Cheniere’s QMRV program uses multiple tools to measure emissions that include drone, aerial overflights, satellites, as well as on-the-ground optical gas imaging and high-flow sampling. The process also involves analyzing operational and maintenance practices to develop inventories.

According to Cheniere, academic institutions, including the Colorado School of Mines, provide guidance on data collection and independent verification of measurement results. 

Overseeing more than 10% of the world’s liquefaction capacity, the LNG giant also noted it has begun issuing its cargo emissions tags to customers. Cheniere began providing the tags last year to help customers quantify GHG emissions associated with each LNG cargo.

Cheniere noted that since the beginning of the year, about 70% of the cargoes have been delivered to Europe, “double the rate exported in 2021,” Vice President of Public Affairs Eben Burnham-Snyder told NGI. 

Norway’s Equinor ASA, which moves LNG cargoes overseas and is also an OGMP 2.0 member, said it supports Cheniere’s move. 

“The OGMP 2.0 reporting framework is an important tool to establish more accurate and transparent information about methane emissions on a global scale,” said Equinor’s Helge Haugane, senior vice president for gas and power. He added that imports of LNG from the largest U.S. LNG producer are “key to Europe’s energy security.” 

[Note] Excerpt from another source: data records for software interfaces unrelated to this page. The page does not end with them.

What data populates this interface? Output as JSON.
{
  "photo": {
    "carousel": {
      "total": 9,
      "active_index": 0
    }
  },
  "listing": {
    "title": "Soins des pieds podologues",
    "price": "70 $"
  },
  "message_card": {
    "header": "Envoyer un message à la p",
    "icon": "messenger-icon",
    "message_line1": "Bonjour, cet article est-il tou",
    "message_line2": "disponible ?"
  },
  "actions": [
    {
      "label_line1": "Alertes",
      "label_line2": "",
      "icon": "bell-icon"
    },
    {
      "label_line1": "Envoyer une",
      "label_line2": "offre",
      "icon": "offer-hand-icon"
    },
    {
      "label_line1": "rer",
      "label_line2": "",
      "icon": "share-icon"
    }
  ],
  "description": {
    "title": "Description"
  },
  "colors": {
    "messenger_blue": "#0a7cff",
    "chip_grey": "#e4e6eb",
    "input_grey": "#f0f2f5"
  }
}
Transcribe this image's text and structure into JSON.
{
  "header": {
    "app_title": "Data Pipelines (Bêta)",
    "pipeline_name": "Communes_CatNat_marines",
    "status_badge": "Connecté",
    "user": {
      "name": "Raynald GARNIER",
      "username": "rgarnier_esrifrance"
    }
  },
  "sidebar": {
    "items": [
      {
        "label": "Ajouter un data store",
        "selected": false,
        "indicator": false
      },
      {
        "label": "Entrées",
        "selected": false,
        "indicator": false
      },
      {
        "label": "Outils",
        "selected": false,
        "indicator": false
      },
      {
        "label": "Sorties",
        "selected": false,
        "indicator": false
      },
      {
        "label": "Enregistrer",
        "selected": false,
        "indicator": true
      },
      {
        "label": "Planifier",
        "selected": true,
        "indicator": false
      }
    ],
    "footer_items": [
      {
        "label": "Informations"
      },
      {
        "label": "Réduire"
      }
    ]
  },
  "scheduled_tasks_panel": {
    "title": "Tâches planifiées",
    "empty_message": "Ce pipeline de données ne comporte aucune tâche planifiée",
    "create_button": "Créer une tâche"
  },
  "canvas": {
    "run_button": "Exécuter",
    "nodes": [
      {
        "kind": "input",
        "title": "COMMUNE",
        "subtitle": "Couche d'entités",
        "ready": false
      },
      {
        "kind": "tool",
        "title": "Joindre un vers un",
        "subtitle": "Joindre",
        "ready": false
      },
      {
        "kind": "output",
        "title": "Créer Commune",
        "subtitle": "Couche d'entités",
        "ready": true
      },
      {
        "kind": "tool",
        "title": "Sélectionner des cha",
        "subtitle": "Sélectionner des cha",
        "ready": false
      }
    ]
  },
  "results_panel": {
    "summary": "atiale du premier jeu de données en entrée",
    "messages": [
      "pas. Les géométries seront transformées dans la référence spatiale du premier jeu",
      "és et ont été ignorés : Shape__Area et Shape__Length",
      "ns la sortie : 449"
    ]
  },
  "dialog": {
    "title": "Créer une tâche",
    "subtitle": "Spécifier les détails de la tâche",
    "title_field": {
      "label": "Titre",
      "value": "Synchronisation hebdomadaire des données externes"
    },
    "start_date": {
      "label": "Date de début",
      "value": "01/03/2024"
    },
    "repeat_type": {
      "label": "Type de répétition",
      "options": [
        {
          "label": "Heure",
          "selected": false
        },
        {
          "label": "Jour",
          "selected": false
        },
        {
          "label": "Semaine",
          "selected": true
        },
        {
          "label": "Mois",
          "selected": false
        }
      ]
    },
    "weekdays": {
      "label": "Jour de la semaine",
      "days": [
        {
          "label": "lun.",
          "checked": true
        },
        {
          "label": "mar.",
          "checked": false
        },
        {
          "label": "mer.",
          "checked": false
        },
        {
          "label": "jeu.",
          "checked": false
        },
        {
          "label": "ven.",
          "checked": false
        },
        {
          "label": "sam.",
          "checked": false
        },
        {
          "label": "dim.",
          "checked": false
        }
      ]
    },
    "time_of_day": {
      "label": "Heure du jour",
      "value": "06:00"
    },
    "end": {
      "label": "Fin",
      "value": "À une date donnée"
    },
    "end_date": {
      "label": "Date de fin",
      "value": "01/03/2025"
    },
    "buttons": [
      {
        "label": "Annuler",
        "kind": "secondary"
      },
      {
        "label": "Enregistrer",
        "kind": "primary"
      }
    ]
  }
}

Cheniere joined a growing list of 85 companies upon its entry into OGMP 2.0. Initially formed in 2020 by 62 oil and natural gas operators, including BP plc and Shell plc, OGMP 2.0 aims to improve industry transparency in methane emissions reporting and encourage progress to reduce GHG pollution.